The surprising thing is: no matter how big and powerful everything is, always the small, the vulnerable creeps in between the turmoil. 'Perhaps a little sadness is the beginning of everything,' is one of Joan of Arc's moving sayings. Softness, lightness, longing for togetherness: these are emotions so close to you. But now they sound from the mouth of a sky-stealer, of someone you look up to with awe. And with whom you constantly ask yourself: was what she did good or terrible? That makes you get goosebumps when you think about those small, intimate emotions.

Photo: Judith Zwikker

I also recognise small emotions in the dancers, a mutual commitment that I can feel directly with them. Humanity at the inhuman harshness the circumstances demand of them. In a group dance, they shift from one to another. A rich succession of contact moments. Tender gestures, calm, intimate, attentive. These are gentle traits, yet they do not diminish the power.

See also my interview with Jens van Daele:

Jens van Daele: 'The power of women is greater than that of men'

Maarten Baanders

Free-lance arts journalist Leidsch Dagblad. Until June 2012 employee Marketing and PR at the LAKtheater in Leiden.View Author posts

Private Membership (month)
5€ / Maand
For natural persons and self-employed persons.
No annoying banners
A special newsletter
Own mastodon account
Access to our archives
Small Membership (month)
18€ / Maand
For cultural institutions with a turnover/subsidy of less than €250,000 per year
No annoying banners
A premium newsletter
All our podcasts
Your own Mastodon account
Access to archives
Posting press releases yourself
Extra attention in news coverage
Large Membership (month)
36€ / Maand
For cultural institutions with a turnover/subsidy of more than €250,000 per year.
No annoying banners
A special newsletter
Your own Mastodon account
Access to archives
Share press releases with our audience
Extra attention in news coverage
Premium Newsletter (substack)
5 trial subscriptions
All our podcasts

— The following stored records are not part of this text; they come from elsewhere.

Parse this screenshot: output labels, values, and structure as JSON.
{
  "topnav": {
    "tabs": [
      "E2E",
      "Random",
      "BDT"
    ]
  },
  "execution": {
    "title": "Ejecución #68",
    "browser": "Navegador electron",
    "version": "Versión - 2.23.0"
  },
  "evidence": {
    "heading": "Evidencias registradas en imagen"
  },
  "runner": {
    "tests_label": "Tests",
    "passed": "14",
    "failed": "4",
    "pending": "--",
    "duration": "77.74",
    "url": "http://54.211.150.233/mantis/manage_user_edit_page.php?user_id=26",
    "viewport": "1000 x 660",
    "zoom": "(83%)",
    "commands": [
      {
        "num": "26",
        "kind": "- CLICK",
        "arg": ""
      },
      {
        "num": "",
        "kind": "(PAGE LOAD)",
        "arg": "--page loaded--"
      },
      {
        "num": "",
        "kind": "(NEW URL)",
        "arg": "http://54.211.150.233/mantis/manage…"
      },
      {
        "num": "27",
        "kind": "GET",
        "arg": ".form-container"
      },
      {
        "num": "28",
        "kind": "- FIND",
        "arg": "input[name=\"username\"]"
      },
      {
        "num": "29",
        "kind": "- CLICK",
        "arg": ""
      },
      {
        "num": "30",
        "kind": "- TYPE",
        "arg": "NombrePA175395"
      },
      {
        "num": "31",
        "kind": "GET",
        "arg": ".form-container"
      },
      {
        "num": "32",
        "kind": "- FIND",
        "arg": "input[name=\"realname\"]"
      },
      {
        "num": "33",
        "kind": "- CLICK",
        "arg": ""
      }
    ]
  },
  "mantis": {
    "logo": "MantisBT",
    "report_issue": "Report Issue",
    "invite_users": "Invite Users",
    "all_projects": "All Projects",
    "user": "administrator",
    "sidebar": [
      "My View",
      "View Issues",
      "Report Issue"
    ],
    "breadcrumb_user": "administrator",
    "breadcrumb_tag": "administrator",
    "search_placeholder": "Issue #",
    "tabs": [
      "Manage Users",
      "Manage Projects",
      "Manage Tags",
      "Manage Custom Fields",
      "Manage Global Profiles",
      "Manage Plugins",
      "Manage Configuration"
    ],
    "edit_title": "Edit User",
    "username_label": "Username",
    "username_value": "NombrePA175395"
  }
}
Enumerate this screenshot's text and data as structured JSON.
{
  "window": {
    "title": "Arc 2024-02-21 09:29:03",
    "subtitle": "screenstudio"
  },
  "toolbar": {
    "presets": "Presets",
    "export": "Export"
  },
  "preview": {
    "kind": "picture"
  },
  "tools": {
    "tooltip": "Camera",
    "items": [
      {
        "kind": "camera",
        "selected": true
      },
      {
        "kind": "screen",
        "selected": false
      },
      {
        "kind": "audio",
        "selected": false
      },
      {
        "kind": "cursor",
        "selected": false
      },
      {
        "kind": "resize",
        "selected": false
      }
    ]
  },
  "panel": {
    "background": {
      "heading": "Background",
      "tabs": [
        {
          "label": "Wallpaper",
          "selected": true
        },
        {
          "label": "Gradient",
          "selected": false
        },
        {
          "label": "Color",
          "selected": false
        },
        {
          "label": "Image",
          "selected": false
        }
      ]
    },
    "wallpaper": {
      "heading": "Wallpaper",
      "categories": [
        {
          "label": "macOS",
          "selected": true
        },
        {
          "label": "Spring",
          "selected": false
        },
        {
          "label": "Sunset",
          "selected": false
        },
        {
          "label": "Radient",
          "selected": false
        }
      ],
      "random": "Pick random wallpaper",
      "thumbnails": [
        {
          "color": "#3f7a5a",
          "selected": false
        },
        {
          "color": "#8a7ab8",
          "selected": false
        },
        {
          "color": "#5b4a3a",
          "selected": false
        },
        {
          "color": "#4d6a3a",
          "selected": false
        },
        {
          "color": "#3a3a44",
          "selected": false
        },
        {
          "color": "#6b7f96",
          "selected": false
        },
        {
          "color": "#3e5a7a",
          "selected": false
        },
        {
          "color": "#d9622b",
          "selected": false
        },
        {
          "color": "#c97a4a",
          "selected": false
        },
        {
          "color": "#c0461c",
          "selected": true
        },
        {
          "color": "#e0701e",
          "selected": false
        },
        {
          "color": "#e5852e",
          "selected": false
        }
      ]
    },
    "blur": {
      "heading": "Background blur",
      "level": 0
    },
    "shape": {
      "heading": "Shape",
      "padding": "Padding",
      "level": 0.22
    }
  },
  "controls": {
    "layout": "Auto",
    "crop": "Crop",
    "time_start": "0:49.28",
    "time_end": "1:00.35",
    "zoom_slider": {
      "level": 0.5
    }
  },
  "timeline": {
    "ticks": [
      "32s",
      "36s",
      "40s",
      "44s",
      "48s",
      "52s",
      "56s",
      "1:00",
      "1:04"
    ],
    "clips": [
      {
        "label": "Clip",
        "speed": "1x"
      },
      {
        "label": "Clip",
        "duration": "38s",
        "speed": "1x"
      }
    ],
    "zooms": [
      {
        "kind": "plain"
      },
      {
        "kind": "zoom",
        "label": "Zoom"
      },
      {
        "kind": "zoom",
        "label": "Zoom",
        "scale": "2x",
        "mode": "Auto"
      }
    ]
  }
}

Payments are made via iDeal, Paypal, Credit Card, Bancontact or Direct Debit. If you prefer to pay manually, based on an invoice in advance, we charge a 10€ administration fee

*Only for annual membership or after 12 monthly payments

en_GBEnglish (UK)